Page and application data records
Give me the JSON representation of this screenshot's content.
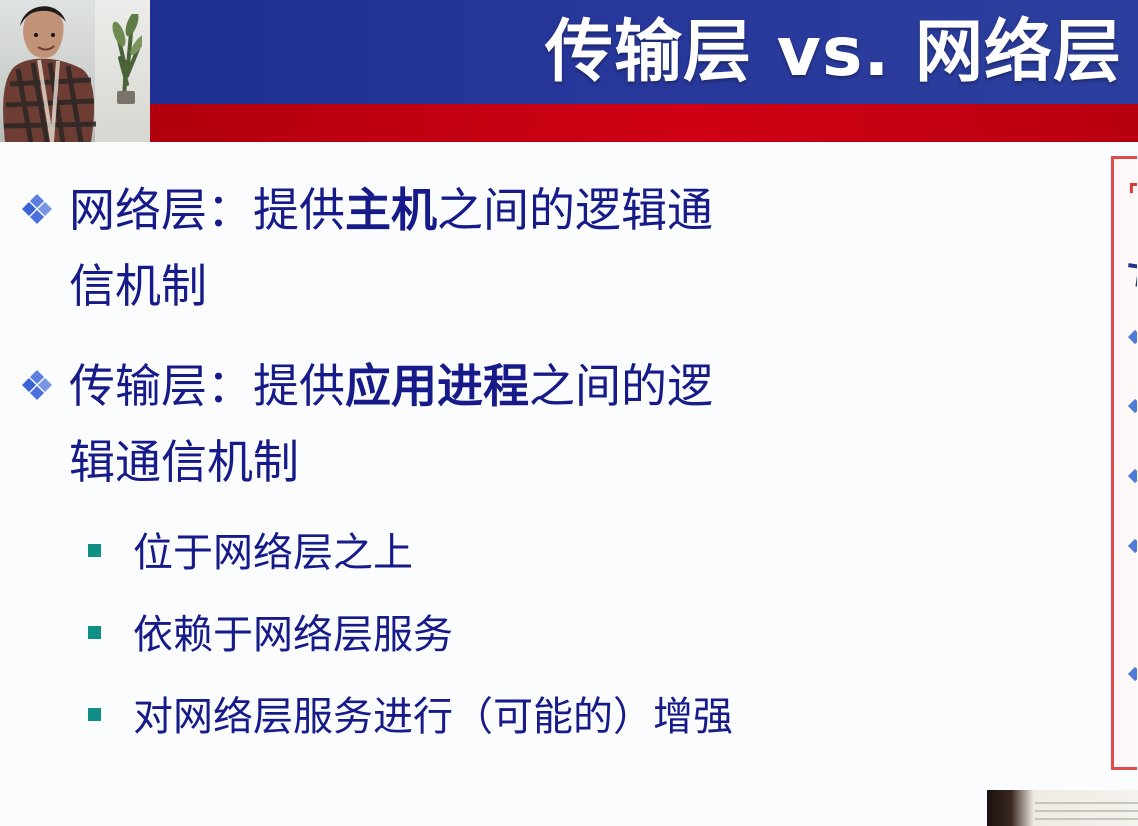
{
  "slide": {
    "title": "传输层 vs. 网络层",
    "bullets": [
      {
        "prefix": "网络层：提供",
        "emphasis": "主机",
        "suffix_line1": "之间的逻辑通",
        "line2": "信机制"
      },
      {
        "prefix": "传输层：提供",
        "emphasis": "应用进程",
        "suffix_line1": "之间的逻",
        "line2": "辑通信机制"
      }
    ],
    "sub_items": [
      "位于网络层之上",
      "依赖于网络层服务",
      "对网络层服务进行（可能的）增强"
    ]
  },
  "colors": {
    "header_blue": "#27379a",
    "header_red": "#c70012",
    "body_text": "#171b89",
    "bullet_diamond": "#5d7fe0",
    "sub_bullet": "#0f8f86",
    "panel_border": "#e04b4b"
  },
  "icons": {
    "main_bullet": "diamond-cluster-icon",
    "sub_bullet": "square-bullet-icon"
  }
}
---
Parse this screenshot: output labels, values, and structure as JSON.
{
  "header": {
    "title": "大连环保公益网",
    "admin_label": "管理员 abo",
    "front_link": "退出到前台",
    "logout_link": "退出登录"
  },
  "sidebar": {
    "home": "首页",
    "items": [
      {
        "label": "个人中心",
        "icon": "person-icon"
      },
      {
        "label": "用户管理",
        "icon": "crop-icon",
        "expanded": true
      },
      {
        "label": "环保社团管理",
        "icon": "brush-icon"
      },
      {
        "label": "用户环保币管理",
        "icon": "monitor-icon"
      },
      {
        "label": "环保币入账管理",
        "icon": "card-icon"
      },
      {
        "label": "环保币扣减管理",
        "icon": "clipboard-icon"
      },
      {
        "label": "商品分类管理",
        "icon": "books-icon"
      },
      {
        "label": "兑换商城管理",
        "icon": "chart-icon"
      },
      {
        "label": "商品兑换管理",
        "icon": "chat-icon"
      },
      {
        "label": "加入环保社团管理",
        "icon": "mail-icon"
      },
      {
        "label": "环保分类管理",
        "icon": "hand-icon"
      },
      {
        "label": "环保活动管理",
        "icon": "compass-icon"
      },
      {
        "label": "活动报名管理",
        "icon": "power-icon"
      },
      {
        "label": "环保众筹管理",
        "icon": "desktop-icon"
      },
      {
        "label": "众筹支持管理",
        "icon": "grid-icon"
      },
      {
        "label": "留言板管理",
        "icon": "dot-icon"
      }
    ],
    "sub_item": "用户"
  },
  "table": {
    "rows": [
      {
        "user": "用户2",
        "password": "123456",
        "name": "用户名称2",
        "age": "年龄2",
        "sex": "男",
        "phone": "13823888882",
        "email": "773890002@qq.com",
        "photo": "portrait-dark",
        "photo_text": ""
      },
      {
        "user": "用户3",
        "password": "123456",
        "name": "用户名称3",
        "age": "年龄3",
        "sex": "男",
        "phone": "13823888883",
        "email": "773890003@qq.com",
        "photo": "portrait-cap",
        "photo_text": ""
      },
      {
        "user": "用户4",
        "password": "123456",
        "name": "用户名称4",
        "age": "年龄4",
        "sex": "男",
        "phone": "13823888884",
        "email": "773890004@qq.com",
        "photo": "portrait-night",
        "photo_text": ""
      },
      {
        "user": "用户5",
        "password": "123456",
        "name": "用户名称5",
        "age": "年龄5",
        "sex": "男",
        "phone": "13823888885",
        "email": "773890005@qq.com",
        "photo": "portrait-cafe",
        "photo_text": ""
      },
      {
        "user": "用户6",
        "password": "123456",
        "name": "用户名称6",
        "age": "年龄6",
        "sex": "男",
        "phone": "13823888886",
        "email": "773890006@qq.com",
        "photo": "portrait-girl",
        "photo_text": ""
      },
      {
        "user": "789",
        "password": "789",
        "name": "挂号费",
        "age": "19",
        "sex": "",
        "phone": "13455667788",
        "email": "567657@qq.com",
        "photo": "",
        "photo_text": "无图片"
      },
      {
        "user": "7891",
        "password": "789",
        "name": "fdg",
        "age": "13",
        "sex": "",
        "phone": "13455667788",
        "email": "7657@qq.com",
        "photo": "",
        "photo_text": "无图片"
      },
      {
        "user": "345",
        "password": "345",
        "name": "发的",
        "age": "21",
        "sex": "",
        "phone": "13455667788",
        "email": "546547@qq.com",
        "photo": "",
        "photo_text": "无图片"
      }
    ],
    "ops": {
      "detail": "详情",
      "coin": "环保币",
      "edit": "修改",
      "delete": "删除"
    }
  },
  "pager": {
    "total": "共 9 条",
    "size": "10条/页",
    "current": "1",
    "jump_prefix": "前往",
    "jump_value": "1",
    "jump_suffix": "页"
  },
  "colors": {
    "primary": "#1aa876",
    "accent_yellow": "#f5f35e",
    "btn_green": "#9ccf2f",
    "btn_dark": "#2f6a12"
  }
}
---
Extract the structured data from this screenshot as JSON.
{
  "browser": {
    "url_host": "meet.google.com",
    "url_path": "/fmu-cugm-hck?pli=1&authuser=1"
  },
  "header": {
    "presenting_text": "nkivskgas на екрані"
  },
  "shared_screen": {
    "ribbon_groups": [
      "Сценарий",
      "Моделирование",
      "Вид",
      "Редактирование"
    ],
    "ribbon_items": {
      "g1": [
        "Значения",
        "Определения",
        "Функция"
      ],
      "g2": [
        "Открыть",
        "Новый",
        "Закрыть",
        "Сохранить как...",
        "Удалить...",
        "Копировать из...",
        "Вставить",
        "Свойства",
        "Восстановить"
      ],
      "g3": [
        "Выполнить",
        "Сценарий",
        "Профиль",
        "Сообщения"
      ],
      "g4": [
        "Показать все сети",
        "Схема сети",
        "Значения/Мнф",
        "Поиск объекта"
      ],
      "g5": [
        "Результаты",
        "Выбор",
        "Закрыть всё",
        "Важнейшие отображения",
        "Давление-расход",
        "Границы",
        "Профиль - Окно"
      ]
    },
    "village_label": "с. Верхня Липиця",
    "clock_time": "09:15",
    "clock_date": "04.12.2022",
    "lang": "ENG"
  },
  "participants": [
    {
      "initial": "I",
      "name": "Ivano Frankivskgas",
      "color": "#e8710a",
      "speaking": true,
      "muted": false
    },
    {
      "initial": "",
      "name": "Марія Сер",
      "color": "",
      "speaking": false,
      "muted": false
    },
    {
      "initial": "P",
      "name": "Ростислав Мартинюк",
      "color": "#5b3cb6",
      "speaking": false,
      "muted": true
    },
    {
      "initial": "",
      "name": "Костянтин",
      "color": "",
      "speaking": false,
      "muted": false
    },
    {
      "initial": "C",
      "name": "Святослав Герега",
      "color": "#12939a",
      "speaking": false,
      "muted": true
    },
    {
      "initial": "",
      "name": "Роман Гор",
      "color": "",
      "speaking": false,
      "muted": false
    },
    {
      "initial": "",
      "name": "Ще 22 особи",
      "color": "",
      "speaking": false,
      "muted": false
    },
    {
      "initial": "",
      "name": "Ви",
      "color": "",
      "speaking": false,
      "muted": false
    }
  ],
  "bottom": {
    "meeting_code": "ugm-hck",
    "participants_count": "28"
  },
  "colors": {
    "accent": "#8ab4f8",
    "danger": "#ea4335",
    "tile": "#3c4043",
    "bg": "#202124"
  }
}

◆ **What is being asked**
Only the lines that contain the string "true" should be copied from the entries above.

◆ **Solution to the problem**
        "expanded": true
      "speaking": true,
      "muted": true
      "muted": true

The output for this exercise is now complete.